## Introducing EMSIP

### Some motivation

#### I like s-expressions

I like s-expressions. They don't make you memorize new syntax for every new feature someone added. Editors and other tools can almost always make sense of them - with heavier syntaxes, there's always someone who thumps their chest and claims that they "could write a parser for it in an afternoon, no problem!" but when you look for actual existing tools that work on a given heavy syntax, finding them is a different story.

Not only can editors handle s-expressions, you can write code to process them in new ways without ever having to wrestle with a parser. In both Scheme and Common Lisp, the code to read an s-expression is just read' - can't get much simpler than that.

And I have philosophical reasons for liking them. S-expressions are regular, regular is clean, and clean is good.

#### But they could go further

Quick, where does this s-expression end?

#mynewreadermacro a b c () ) () "["]{} 52:abcde


Of course you can't tell. In Lisp (Common Lisp, that is) there are many dozens of standard reader macros, and new ones can be added.

And it's not just reader macros. There are a few built-in extra bumps:

• Double-quotes for strings
"A string"

• Literal symbols in Common Lisp, like
|One literal symbol|

• Infix operators such as quote, backquote, and low quote.

#### Scheme is better but headed worse

But surely Scheme is clean and small, right? Well, the impetus to write EMSIP up and post it came from Scheme.

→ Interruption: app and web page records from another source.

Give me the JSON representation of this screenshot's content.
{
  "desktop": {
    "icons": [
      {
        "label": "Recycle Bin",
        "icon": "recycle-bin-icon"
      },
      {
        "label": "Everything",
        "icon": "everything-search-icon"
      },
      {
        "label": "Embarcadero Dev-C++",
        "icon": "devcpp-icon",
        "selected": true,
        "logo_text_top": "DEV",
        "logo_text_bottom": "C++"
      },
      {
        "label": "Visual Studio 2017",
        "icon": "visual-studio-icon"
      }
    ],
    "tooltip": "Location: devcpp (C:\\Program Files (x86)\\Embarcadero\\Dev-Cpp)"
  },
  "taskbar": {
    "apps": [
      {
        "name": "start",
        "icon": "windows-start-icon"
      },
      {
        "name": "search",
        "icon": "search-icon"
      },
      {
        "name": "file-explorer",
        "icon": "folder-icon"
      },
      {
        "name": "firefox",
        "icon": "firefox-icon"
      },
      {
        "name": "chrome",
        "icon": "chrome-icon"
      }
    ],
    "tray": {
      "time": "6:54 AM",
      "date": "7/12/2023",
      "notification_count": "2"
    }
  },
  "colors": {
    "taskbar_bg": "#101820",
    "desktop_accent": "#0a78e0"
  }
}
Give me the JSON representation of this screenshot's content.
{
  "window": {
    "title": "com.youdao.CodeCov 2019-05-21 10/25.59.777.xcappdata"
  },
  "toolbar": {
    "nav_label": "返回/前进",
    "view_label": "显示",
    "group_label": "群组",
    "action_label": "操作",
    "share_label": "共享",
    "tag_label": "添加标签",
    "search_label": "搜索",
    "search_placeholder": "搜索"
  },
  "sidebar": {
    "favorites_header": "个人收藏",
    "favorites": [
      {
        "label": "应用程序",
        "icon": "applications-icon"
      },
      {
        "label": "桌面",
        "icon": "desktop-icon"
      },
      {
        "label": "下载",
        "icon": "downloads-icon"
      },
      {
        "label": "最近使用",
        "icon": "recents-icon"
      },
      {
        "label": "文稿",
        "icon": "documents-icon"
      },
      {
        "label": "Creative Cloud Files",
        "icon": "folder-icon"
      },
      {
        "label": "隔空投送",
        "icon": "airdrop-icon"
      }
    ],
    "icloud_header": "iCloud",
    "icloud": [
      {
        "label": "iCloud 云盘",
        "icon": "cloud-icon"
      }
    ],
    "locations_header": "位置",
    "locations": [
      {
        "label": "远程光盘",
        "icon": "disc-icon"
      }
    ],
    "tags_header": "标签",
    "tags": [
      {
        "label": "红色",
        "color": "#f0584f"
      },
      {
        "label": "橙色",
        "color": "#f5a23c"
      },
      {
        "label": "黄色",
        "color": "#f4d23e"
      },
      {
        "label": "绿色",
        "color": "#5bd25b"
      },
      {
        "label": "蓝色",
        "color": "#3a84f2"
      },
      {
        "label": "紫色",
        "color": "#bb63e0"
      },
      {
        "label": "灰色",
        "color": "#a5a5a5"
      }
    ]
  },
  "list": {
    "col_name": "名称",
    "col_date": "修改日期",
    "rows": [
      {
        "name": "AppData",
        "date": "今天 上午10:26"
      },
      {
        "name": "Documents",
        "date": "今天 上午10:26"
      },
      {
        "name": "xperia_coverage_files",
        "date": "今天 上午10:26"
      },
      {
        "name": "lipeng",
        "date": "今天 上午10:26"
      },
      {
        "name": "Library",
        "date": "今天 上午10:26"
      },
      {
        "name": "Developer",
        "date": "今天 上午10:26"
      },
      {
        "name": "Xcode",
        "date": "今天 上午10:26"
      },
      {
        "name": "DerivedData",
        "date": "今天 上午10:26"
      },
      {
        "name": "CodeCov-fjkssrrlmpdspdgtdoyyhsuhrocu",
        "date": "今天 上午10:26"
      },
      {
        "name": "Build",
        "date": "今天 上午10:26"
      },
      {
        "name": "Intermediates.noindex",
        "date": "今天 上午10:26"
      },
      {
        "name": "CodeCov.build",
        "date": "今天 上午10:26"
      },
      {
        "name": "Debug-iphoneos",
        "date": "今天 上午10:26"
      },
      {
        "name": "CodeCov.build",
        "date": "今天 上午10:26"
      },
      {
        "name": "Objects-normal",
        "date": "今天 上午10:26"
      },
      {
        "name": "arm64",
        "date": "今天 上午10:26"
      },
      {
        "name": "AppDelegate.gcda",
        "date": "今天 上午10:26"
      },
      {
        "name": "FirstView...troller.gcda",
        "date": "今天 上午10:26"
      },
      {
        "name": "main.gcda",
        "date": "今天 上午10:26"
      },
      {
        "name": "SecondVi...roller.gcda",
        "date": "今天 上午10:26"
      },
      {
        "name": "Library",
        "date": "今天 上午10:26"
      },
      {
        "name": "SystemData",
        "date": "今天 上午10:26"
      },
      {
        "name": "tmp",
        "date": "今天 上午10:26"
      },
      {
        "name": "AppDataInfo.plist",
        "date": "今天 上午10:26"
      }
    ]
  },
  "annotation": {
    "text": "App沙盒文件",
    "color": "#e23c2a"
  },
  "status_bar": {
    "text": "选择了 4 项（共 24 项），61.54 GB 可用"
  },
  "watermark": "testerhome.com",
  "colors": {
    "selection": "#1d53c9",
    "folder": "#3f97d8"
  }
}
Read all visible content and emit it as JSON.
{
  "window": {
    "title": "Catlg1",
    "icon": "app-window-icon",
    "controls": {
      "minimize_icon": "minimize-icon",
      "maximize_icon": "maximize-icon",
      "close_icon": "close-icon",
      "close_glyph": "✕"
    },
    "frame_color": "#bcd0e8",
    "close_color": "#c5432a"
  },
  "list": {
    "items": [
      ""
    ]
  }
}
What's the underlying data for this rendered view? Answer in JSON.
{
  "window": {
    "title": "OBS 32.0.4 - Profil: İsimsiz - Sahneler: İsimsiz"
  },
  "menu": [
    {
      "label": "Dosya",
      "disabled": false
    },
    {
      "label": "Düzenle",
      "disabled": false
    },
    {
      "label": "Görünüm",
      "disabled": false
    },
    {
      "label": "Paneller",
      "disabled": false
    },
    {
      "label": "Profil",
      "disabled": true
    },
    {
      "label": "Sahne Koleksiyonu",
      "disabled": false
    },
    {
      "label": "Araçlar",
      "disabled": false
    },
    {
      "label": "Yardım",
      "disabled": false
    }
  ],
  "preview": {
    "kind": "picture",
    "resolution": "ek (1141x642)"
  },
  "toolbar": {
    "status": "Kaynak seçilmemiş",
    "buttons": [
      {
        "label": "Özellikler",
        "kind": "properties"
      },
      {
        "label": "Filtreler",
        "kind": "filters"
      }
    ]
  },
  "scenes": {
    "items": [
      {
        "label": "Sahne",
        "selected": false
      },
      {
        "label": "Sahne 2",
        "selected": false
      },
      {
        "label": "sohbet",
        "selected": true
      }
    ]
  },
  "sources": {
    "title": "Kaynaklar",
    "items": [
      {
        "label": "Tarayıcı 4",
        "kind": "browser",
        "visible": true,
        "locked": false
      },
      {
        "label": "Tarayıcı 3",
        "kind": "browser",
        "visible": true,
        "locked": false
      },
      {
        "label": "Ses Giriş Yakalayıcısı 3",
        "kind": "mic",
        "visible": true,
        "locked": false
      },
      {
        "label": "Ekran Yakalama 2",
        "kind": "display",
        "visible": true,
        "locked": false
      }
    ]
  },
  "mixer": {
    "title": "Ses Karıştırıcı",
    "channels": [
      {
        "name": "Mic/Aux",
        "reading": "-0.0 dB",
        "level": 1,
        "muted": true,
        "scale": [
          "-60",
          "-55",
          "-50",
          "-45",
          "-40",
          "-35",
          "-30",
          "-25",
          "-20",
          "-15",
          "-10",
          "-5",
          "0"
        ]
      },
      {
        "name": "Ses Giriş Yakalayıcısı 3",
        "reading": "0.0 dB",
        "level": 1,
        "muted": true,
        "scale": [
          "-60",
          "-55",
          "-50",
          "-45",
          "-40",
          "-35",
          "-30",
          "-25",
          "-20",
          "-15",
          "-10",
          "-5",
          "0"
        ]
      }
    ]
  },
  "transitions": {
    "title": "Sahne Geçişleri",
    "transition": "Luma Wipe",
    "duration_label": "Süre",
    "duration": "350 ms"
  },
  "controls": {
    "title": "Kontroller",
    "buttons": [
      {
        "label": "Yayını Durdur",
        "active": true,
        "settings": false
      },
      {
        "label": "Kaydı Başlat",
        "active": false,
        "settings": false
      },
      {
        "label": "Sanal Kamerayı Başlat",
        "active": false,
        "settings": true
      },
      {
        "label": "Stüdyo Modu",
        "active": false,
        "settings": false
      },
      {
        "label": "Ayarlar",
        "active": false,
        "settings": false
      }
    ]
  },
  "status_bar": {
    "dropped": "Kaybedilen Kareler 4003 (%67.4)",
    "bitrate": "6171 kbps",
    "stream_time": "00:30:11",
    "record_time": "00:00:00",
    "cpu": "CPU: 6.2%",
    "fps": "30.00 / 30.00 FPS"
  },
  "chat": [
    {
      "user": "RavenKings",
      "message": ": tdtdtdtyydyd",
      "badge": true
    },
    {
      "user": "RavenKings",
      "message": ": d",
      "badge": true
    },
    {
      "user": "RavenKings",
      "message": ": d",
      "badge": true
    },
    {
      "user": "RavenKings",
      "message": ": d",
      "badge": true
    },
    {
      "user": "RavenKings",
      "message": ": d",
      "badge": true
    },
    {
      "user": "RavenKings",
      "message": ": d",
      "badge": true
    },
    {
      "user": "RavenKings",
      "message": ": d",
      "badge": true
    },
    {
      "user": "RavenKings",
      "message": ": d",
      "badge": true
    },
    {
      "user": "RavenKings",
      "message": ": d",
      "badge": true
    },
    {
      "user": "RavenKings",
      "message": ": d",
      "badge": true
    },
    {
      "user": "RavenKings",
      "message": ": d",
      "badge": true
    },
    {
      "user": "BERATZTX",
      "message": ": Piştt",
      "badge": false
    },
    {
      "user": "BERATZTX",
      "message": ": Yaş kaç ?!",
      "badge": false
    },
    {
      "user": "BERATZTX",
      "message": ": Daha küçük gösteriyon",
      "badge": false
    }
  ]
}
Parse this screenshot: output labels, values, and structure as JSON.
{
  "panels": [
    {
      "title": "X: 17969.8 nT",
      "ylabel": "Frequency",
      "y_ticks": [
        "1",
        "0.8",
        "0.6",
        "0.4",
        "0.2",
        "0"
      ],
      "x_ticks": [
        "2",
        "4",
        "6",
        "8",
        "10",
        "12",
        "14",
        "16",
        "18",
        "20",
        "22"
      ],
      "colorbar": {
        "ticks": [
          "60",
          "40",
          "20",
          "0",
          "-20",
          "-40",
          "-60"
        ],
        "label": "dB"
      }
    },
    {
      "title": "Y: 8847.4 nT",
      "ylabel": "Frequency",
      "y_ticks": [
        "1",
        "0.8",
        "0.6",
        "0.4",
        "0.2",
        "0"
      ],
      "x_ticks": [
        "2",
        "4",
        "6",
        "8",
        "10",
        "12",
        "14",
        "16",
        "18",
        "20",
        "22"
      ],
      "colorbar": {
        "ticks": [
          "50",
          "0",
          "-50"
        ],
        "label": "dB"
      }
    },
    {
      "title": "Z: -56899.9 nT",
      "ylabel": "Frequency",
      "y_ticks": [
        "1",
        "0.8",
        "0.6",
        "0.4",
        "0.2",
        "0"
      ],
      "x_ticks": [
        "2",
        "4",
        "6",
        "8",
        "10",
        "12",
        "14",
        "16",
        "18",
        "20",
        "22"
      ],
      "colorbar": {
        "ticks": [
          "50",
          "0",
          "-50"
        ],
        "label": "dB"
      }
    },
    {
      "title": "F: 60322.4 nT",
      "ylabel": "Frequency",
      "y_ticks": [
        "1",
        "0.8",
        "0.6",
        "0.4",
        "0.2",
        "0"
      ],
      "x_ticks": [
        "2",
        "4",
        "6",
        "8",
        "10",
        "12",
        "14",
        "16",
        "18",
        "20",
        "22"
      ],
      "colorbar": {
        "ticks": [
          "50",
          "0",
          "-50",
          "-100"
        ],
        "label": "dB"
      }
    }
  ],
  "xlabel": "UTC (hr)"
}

I've just been looking at the R6RS spec, and I'm stunned at how complex the Scheme syntax has become. Not up to the complexity of Common Lisp's full syntax spec, but headed in that direction.

### EMSIP

I propose instead an idea that I've been developing for some time. I call it EMSIP. The idea is to have:

• brackets (3 types and a comma)
• A lot of little parsers that cannot violate brackets. They are expected to only parse regular expressions.

Think of it as a case of separation of concerns. No little parser needs to care how any other little parser behaves. It need only interface properly with EMSIP.

It may sound like not enough to implement a proper programming language, but it is. When I get more round tuits, I hope to add EMSIP into Klink, the interpreter I'm writing for Kernel.

Essentially all the complexity would be pushed out to little parsers:

• strings
• radix numbers such as hex numbers
• complex numbers
• rationals
• bytevectors
• vectors
• character escapes
• (etc)

### EMSIP main syntax

In EMSIP there are only seven magic characters:

• open parenthesis
• close parenthesis
• open curly braces
• close curly braces
• open square brackets
• close square brackets
• comma
{}[](),
`

Each of them always has the same structural effect, so even a naive processing tool can tell where structures begin and end. All bracket types consume exactly the text from the opening bracket to the matching closing bracket. Never more and never less. So even if an editor or other tool knows nothing about the syntax, it knows when an parser's scope ends.

The little parsers have their own internal syntaxes which:

• apply only to their scope.
• cannot override brackets, but treat the comma as non-magic.
• Can only do regular expressions.

### More to come

I'll write more about EMSIP later, I hope.